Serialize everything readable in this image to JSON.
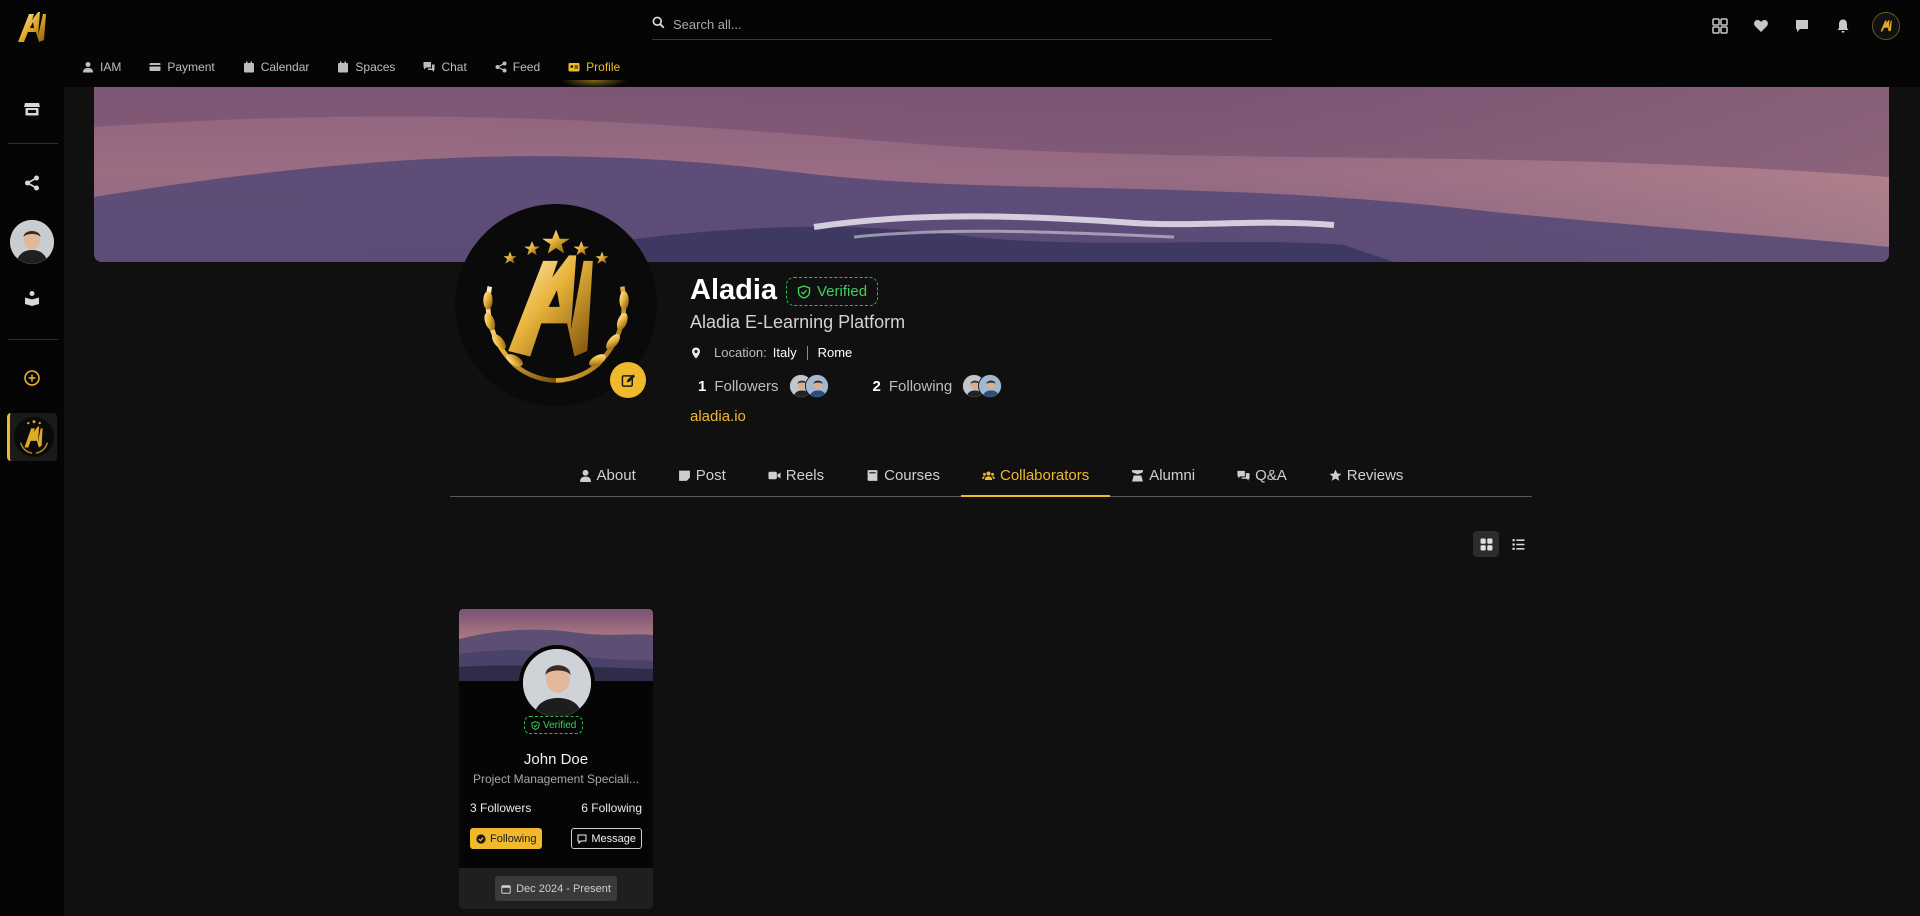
{
  "app": {
    "search_placeholder": "Search all...",
    "accent_color": "#f0b92b",
    "verified_color": "#3fcf5c"
  },
  "top_nav": {
    "tabs": [
      {
        "label": "IAM",
        "icon": "user-icon"
      },
      {
        "label": "Payment",
        "icon": "credit-card-icon"
      },
      {
        "label": "Calendar",
        "icon": "calendar-icon"
      },
      {
        "label": "Spaces",
        "icon": "spaces-icon"
      },
      {
        "label": "Chat",
        "icon": "chat-icon"
      },
      {
        "label": "Feed",
        "icon": "share-icon"
      },
      {
        "label": "Profile",
        "icon": "id-card-icon"
      }
    ],
    "active_tab": "Profile",
    "right_icons": [
      "apps-grid-icon",
      "heart-icon",
      "messages-icon",
      "bell-icon",
      "account-avatar"
    ]
  },
  "sidebar": {
    "icons": [
      "store-icon",
      "share-icon",
      "user-avatar",
      "book-reader-icon",
      "add-circle-icon",
      "organization-logo"
    ]
  },
  "profile": {
    "name": "Aladia",
    "verified_label": "Verified",
    "subtitle": "Aladia E-Learning Platform",
    "location_label": "Location:",
    "country": "Italy",
    "city": "Rome",
    "followers_count": "1",
    "followers_label": "Followers",
    "following_count": "2",
    "following_label": "Following",
    "website": "aladia.io"
  },
  "profile_tabs": [
    {
      "label": "About",
      "icon": "user-icon"
    },
    {
      "label": "Post",
      "icon": "post-icon"
    },
    {
      "label": "Reels",
      "icon": "video-icon"
    },
    {
      "label": "Courses",
      "icon": "book-icon"
    },
    {
      "label": "Collaborators",
      "icon": "users-icon"
    },
    {
      "label": "Alumni",
      "icon": "graduate-icon"
    },
    {
      "label": "Q&A",
      "icon": "comments-icon"
    },
    {
      "label": "Reviews",
      "icon": "star-icon"
    }
  ],
  "active_profile_tab": "Collaborators",
  "view_mode": "grid",
  "collaborators": [
    {
      "name": "John Doe",
      "role": "Project Management Speciali...",
      "verified_label": "Verified",
      "followers": "3 Followers",
      "following": "6 Following",
      "following_button": "Following",
      "message_button": "Message",
      "period": "Dec 2024 - Present"
    }
  ]
}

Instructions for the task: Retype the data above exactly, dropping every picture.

Answer to this exercise:
Serialize everything readable in this image to JSON.
{
  "app": {
    "search_placeholder": "Search all...",
    "accent_color": "#f0b92b",
    "verified_color": "#3fcf5c"
  },
  "top_nav": {
    "tabs": [
      {
        "label": "IAM",
        "icon": "user-icon"
      },
      {
        "label": "Payment",
        "icon": "credit-card-icon"
      },
      {
        "label": "Calendar",
        "icon": "calendar-icon"
      },
      {
        "label": "Spaces",
        "icon": "spaces-icon"
      },
      {
        "label": "Chat",
        "icon": "chat-icon"
      },
      {
        "label": "Feed",
        "icon": "share-icon"
      },
      {
        "label": "Profile",
        "icon": "id-card-icon"
      }
    ],
    "active_tab": "Profile",
    "right_icons": [
      "apps-grid-icon",
      "heart-icon",
      "messages-icon",
      "bell-icon",
      "account-avatar"
    ]
  },
  "sidebar": {
    "icons": [
      "store-icon",
      "share-icon",
      "user-avatar",
      "book-reader-icon",
      "add-circle-icon",
      "organization-logo"
    ]
  },
  "profile": {
    "name": "Aladia",
    "verified_label": "Verified",
    "subtitle": "Aladia E-Learning Platform",
    "location_label": "Location:",
    "country": "Italy",
    "city": "Rome",
    "followers_count": "1",
    "followers_label": "Followers",
    "following_count": "2",
    "following_label": "Following",
    "website": "aladia.io"
  },
  "profile_tabs": [
    {
      "label": "About",
      "icon": "user-icon"
    },
    {
      "label": "Post",
      "icon": "post-icon"
    },
    {
      "label": "Reels",
      "icon": "video-icon"
    },
    {
      "label": "Courses",
      "icon": "book-icon"
    },
    {
      "label": "Collaborators",
      "icon": "users-icon"
    },
    {
      "label": "Alumni",
      "icon": "graduate-icon"
    },
    {
      "label": "Q&A",
      "icon": "comments-icon"
    },
    {
      "label": "Reviews",
      "icon": "star-icon"
    }
  ],
  "active_profile_tab": "Collaborators",
  "view_mode": "grid",
  "collaborators": [
    {
      "name": "John Doe",
      "role": "Project Management Speciali...",
      "verified_label": "Verified",
      "followers": "3 Followers",
      "following": "6 Following",
      "following_button": "Following",
      "message_button": "Message",
      "period": "Dec 2024 - Present"
    }
  ]
}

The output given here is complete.